>>>

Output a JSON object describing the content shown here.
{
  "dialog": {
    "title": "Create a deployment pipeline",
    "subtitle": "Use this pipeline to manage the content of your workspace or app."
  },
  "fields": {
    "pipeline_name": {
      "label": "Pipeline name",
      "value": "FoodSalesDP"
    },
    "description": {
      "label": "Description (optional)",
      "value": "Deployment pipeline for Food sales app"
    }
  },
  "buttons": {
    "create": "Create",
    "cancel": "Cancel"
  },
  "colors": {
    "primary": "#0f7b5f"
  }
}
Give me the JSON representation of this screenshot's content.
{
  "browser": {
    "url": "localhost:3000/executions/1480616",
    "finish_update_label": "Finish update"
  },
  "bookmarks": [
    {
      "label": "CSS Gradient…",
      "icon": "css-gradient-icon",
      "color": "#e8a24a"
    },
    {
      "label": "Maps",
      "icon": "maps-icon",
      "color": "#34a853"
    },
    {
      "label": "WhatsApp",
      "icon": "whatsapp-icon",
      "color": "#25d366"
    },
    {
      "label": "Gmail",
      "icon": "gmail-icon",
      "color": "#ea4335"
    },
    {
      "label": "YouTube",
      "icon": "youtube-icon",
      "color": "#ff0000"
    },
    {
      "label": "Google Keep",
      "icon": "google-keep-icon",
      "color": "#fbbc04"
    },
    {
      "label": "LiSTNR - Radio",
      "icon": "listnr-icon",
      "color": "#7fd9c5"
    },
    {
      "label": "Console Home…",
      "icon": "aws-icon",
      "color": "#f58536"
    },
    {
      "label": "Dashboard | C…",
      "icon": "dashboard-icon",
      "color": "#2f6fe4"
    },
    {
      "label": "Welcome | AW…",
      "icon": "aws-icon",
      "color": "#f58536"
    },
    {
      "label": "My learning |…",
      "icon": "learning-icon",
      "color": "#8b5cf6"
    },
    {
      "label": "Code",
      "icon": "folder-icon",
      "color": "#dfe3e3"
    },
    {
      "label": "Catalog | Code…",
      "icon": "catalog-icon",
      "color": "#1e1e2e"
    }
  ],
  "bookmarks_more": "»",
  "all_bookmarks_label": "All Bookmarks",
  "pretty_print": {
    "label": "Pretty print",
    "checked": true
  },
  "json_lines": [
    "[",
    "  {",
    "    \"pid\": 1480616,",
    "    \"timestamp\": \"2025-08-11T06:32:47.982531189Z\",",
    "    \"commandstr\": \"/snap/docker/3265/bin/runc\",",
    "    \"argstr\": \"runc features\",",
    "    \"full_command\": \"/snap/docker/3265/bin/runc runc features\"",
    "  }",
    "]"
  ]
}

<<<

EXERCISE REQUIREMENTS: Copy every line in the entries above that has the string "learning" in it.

TASK SOLUTION:
      "label": "My learning |…",
      "icon": "learning-icon",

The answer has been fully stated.